The (ab)sense of a concept of social support in parenting research: a social work perspective

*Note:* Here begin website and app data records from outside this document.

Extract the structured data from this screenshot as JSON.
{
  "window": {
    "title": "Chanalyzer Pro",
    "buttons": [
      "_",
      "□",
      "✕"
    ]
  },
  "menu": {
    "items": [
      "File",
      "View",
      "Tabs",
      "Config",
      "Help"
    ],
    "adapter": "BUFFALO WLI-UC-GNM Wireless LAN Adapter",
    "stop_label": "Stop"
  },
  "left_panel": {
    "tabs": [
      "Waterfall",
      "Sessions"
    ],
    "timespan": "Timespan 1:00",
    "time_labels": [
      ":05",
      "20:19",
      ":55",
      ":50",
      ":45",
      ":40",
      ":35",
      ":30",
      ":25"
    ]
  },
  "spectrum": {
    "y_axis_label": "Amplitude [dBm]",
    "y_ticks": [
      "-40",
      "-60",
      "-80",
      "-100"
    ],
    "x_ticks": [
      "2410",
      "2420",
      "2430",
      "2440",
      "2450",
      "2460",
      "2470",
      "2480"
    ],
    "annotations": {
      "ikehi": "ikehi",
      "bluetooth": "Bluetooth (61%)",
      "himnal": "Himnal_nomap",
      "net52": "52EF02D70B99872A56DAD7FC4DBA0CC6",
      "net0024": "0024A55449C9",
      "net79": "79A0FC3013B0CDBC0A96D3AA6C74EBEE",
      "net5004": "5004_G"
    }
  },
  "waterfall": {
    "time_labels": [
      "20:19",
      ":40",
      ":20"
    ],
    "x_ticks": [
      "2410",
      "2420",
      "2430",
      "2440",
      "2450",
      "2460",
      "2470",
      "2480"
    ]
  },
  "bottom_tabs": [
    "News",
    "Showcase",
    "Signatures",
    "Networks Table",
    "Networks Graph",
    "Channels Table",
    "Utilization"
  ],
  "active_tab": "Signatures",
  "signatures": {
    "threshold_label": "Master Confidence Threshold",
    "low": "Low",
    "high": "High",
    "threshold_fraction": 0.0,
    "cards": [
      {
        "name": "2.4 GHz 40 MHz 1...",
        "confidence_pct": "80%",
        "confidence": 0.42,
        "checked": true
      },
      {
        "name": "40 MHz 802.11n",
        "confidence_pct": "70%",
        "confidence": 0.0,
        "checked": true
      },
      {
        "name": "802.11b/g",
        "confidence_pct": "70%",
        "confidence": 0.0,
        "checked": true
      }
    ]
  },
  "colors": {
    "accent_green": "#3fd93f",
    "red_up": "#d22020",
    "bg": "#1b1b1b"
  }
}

Social support, as a complex, dynamic and multidimensional concept, has been studied extensively. However, a review of research publications on social support and parenting reveals that social work perspectives on social support are underdeveloped in the Social Sciences Citation Index. Social support is predominantly studied in relation to parental health, considering social support as a buffer against potential negative outcomes for children. This, in turn, legitimates extensive research on parents ‘at risk’. Specific target groups have been questioned abundantly using social support measures, mainly consisting of self-reports. We conclude that social support is studied as a predefined concept, lacking conceptualizations that encompass the actual enacted support in relation to the perspectives of both givers and receivers of support. Moreover, the focus on targeted groups ignores the experience of social support in more diverse populations in general services and in everyday life. Issues of reciprocity, diversity and multivocality are central to our appeal for social work perspectives truly encompassing the relational aspect of social support. The question whether, and to what extent, social workers (including practitioners, policy-makers and researchers) should give attention to this relational aspect is discussed.